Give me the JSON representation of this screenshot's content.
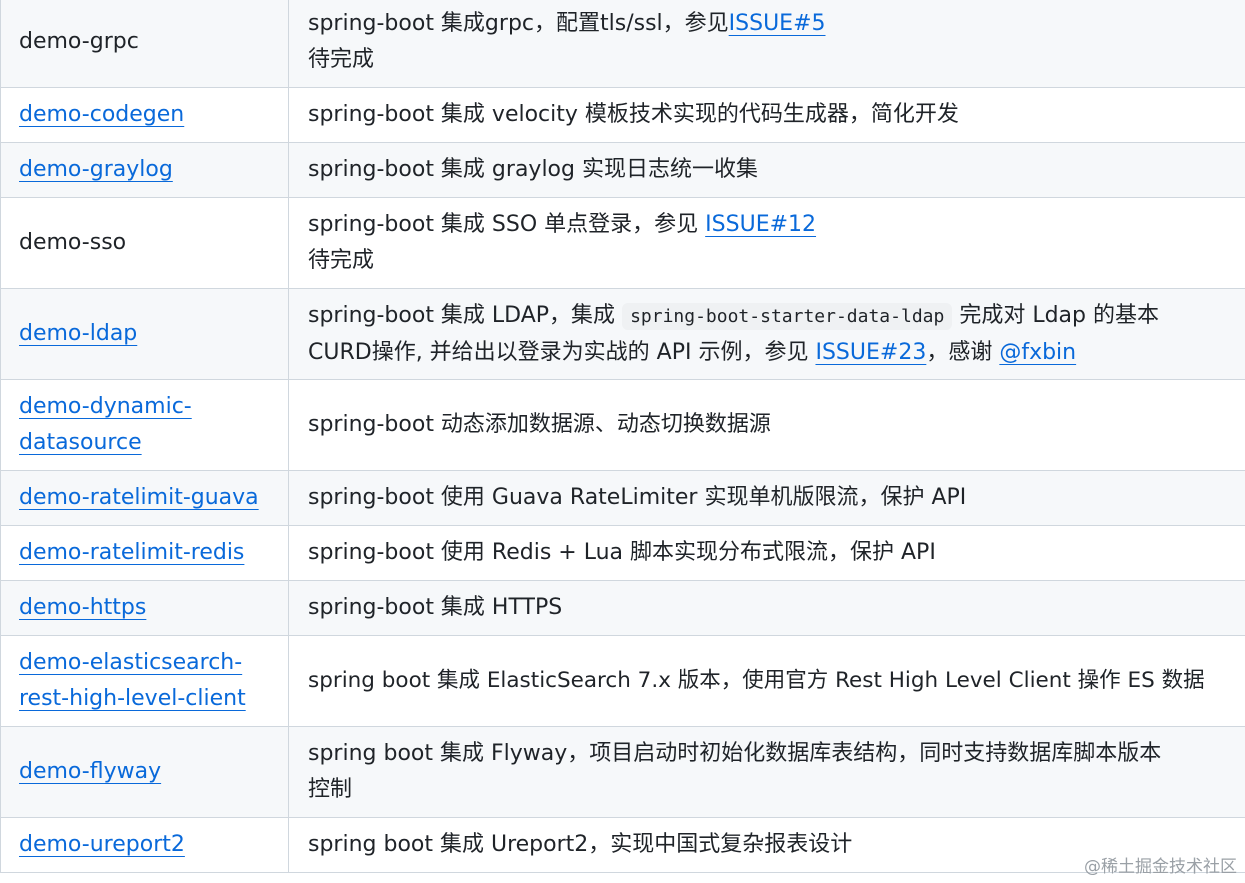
{
  "rows": [
    {
      "name": "demo-grpc",
      "desc": "spring-boot 集成grpc，配置tls/ssl，参见",
      "link": "ISSUE#5",
      "line2": "待完成"
    },
    {
      "name": "demo-codegen",
      "desc": "spring-boot 集成 velocity 模板技术实现的代码生成器，简化开发"
    },
    {
      "name": "demo-graylog",
      "desc": "spring-boot 集成 graylog 实现日志统一收集"
    },
    {
      "name": "demo-sso",
      "desc": "spring-boot 集成 SSO 单点登录，参见 ",
      "link": "ISSUE#12",
      "line2": "待完成"
    },
    {
      "name": "demo-ldap",
      "desc_a": "spring-boot 集成 LDAP，集成 ",
      "code": "spring-boot-starter-data-ldap",
      "desc_b": " 完成对 Ldap 的基本",
      "line2_a": "CURD操作, 并给出以登录为实战的 API 示例，参见 ",
      "link": "ISSUE#23",
      "line2_b": "，感谢 ",
      "link2": "@fxbin"
    },
    {
      "name_a": "demo-dynamic-",
      "name_b": "datasource",
      "desc": "spring-boot 动态添加数据源、动态切换数据源"
    },
    {
      "name": "demo-ratelimit-guava",
      "desc": "spring-boot 使用 Guava RateLimiter 实现单机版限流，保护 API"
    },
    {
      "name": "demo-ratelimit-redis",
      "desc": "spring-boot 使用 Redis + Lua 脚本实现分布式限流，保护 API"
    },
    {
      "name": "demo-https",
      "desc": "spring-boot 集成 HTTPS"
    },
    {
      "name_a": "demo-elasticsearch-",
      "name_b": "rest-high-level-client",
      "desc": "spring boot 集成 ElasticSearch 7.x 版本，使用官方 Rest High Level Client 操作 ES 数据"
    },
    {
      "name": "demo-flyway",
      "desc": "spring boot 集成 Flyway，项目启动时初始化数据库表结构，同时支持数据库脚本版本",
      "line2": "控制"
    },
    {
      "name": "demo-ureport2",
      "desc": "spring boot 集成 Ureport2，实现中国式复杂报表设计"
    }
  ],
  "watermark": "@稀土掘金技术社区"
}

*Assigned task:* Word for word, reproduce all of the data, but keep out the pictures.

*Solved exercise:*
Give me the JSON representation of this screenshot's content.
{
  "rows": [
    {
      "name": "demo-grpc",
      "desc": "spring-boot 集成grpc，配置tls/ssl，参见",
      "link": "ISSUE#5",
      "line2": "待完成"
    },
    {
      "name": "demo-codegen",
      "desc": "spring-boot 集成 velocity 模板技术实现的代码生成器，简化开发"
    },
    {
      "name": "demo-graylog",
      "desc": "spring-boot 集成 graylog 实现日志统一收集"
    },
    {
      "name": "demo-sso",
      "desc": "spring-boot 集成 SSO 单点登录，参见 ",
      "link": "ISSUE#12",
      "line2": "待完成"
    },
    {
      "name": "demo-ldap",
      "desc_a": "spring-boot 集成 LDAP，集成 ",
      "code": "spring-boot-starter-data-ldap",
      "desc_b": " 完成对 Ldap 的基本",
      "line2_a": "CURD操作, 并给出以登录为实战的 API 示例，参见 ",
      "link": "ISSUE#23",
      "line2_b": "，感谢 ",
      "link2": "@fxbin"
    },
    {
      "name_a": "demo-dynamic-",
      "name_b": "datasource",
      "desc": "spring-boot 动态添加数据源、动态切换数据源"
    },
    {
      "name": "demo-ratelimit-guava",
      "desc": "spring-boot 使用 Guava RateLimiter 实现单机版限流，保护 API"
    },
    {
      "name": "demo-ratelimit-redis",
      "desc": "spring-boot 使用 Redis + Lua 脚本实现分布式限流，保护 API"
    },
    {
      "name": "demo-https",
      "desc": "spring-boot 集成 HTTPS"
    },
    {
      "name_a": "demo-elasticsearch-",
      "name_b": "rest-high-level-client",
      "desc": "spring boot 集成 ElasticSearch 7.x 版本，使用官方 Rest High Level Client 操作 ES 数据"
    },
    {
      "name": "demo-flyway",
      "desc": "spring boot 集成 Flyway，项目启动时初始化数据库表结构，同时支持数据库脚本版本",
      "line2": "控制"
    },
    {
      "name": "demo-ureport2",
      "desc": "spring boot 集成 Ureport2，实现中国式复杂报表设计"
    }
  ],
  "watermark": "@稀土掘金技术社区"
}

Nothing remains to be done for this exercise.